§ Action item
Look through the data for the string "your". Copy every line where it is found.

──────── Records shown

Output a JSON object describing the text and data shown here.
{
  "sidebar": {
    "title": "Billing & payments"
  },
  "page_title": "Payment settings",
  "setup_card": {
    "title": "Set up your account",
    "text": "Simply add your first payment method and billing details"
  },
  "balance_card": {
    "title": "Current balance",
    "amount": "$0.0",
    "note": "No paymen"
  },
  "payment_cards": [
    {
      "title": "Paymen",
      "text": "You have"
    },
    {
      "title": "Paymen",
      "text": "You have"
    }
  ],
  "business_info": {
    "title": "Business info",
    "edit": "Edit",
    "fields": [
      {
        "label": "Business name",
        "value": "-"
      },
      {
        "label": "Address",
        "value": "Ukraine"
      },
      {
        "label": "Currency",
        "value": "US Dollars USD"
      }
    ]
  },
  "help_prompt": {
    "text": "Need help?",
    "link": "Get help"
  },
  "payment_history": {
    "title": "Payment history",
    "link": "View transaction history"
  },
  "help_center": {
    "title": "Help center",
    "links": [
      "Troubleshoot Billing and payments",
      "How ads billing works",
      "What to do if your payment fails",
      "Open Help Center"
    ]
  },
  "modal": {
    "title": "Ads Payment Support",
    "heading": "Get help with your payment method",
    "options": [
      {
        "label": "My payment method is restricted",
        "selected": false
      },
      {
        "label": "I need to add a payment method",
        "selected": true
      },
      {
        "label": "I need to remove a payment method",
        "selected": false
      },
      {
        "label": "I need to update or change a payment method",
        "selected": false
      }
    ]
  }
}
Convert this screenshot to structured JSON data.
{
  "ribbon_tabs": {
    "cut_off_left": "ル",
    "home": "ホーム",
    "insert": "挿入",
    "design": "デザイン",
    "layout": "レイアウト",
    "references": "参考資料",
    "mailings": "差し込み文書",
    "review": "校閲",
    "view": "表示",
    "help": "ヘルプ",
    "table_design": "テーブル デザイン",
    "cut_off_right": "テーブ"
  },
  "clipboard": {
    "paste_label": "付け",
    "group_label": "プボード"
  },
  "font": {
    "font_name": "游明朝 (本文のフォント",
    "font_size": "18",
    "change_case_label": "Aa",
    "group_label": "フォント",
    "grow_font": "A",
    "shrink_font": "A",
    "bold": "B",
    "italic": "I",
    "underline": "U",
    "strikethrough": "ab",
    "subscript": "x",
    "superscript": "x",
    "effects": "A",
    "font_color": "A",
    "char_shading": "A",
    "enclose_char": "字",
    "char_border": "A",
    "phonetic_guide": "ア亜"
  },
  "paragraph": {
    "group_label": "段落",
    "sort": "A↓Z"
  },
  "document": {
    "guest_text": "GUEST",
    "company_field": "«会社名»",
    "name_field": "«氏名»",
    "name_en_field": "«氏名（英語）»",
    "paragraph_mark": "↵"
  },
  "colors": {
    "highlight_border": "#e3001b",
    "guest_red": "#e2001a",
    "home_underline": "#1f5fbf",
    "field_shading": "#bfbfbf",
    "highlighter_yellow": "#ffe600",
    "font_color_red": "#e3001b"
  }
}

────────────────

§ Task response
    "title": "Set up your account",
    "text": "Simply add your first payment method and billing details"
      "What to do if your payment fails",
    "heading": "Get help with your payment method",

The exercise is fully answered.